Safeway Foodflex: Now more flexible


About a month ago, I posted a review of Safeway Foodflex , which intrigued me as a novel health management tool that uses data that is far more significant than that generated in medical care – what we eat. You can read the review here.  

I noted in the review that the site was down when I wrote my post – it was confirmed for me that this is because the site was in the midst of a major overhaul to improve its usability and focus. With that in mind I wanted to revisit to see what was different. I did get a little help understanding some of the features, but I have not spoken with the team at Safeway yet. They are of course welcome to comment/add information to what I write here!

The impact of transparent sharing

As the title of the post says, there is a really nice evolution happening here. First, its important to point out that the revolutionary concept that started with the last version is carried forward here – that your grocery will provide you (me) with the data we generate with our purchases and help us (me) leverage it for our health. Think about this for a minute – how much purchasing data do we generate in our daily lives, and how transparently is that shared with us?

A note about sharing personal data

In this blog review I struggled a bit regarding whether to share screenshots from my own account. Even though it’s perfectly legal, I have a rule in my professional life that I never demo my own medical record. My rationale behind this is that it’s poor form to use my account as a demo because it may unintentionally create an expectation for other employees/leaders that their personal medical information is sharable in public forums, even though there is no such expectation – my employer vigorously protects the privacy of its members/patients information. The better course is for organizations to create demonstration systems.

In this case, I decided that since I am a customer of Safeway and not an employee, that it’s okay since I’m not creating expectations for other customers or employees of Safeway. The application of the above is that I would not expect to see a Safeway employee demo this system using their own personal data.

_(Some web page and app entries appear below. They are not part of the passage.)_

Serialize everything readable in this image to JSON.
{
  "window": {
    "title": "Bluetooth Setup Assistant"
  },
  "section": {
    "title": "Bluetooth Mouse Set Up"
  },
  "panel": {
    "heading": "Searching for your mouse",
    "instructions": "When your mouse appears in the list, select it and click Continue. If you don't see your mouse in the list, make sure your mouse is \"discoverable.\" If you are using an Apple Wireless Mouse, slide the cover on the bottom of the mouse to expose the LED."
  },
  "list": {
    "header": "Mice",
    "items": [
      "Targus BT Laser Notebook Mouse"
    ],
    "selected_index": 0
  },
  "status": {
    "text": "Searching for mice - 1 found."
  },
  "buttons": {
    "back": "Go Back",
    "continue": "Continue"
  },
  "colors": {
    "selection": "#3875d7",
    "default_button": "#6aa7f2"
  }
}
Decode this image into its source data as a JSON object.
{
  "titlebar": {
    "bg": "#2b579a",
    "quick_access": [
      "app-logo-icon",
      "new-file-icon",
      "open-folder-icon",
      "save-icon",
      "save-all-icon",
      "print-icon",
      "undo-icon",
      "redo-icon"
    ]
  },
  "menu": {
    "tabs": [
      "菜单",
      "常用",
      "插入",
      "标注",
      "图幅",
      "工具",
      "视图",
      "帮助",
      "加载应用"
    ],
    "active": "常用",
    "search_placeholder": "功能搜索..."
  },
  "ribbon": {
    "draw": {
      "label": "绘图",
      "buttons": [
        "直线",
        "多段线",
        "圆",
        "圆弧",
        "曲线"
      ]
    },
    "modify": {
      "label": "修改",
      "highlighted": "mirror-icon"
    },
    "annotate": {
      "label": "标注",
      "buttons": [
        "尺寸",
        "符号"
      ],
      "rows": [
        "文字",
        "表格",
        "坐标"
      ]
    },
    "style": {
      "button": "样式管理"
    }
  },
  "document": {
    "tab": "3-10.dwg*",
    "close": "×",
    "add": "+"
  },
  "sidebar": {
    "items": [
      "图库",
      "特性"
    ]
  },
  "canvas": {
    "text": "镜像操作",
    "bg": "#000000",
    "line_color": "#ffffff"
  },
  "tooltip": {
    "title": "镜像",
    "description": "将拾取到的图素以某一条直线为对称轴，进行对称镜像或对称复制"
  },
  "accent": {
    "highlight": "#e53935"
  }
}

I have blurred out my purchase details in any event.

Goal oriented: The case of sodium

I decided to focus on my intake of sodium, because I happen to dislike a lot of it in my diet, and as you can see from the screenshots below, I was able to go to household trend for sodium, zero in on a hidden source of it (fat free salad dressing, I really had no idea), find an alternative, and then see the impact on my trend. Slick.

What an improvement over conventional medical care today – in the doctor’s office we just don’t have time to review a person’s diet history, and usually just a few screening questions are possible, like “do you salt your food?” or “do you drink whole or nonfat milk?” I could imagine a nutritionist or a physician prescribing the use of this site with a goal to get sodium below a certain amount.

I think the site does a good job of not being prescriptive since it is not run by a health system – the focus is on USDA requirements without any valuation about whether there is “too much” of any nutrient. A health system involvement could make this a bit more relevant, by tying the results to clinical goals, however.

Future expansion

The site is not currently linked to for ordering of food. In addition, there still isn’t linkage to product images or food labels. I understand that this is a bit similar to the challenge in health care of putting drug labels and medication images together. It’s not an easy task.

Even more possibilities through integration of community and the health system

The site is a great example of Health 1.0 (and that’s a compliment, the competition is Health 0.0), through its liberation and simple management of the data. The power of this information included in a patient’s health record could be significant.

For example, in the future people could compare food choices with other patients who identify themselves with certain chronic conditions and maybe the quality of the management. You could ask, “Show me the shopping list of people with hemoglobin A1c’s under 7.0”

Or as Susannah Fox noted in a comment on the last post, “show me the shopping list of other families managing severe food allergies,” and “allow me to send a list of products (or evan a full shopping order) to family who we are visiting in preparation for a visit.”

In interactions with the health system, in a future world, maybe there could be a print format co-designed with a health system for reporting nutrient intake, and setting goals. In a world of HIT interoperability, I’d also be interested in standards for electronically conveying nutritional information into a personal health record, and ultimately into an electronic health record for use in medical care.

And of course let’s not forget even farther ranging applications, like Twitter integration (“Mother, I noticed on your Twitterfeed that your caloric intake is down over the past 2 weeks, are you feeling okay?”) and mobility.

A PHR for Food

I think Safeway’s work in this area should be watched and supported – I can imagine so many exam room conversations that could be impacted by a good discussion of what we eat. The foundation for those discussions is information – perhaps a discussion of Food 2.0 might be worthwhile at the upcoming Health 2.0 conference…..

Images: Click on any to see larger


[…] Safeway foodflex was a great Health 2.0 innovation, trumpeted in this community with on stage appearances by Safeway executives and on this blog (“Safeway Foodflex, somewhat flexible“) though my own use and then a slightly-off-the-record conversation with one of the developers after it was re-rolled (“Safeway Foodflex, Now more flexible“). […]


Good question. Since the disappearance of services like Food Flex, it has become more about community-wide technology – check out this presentation I recently gave at Stanford. I probably need to break out some of these ideas into individual posts, including the Washington, DC trail sensor network. Thanks for stopping by.

Ted Eytan, MD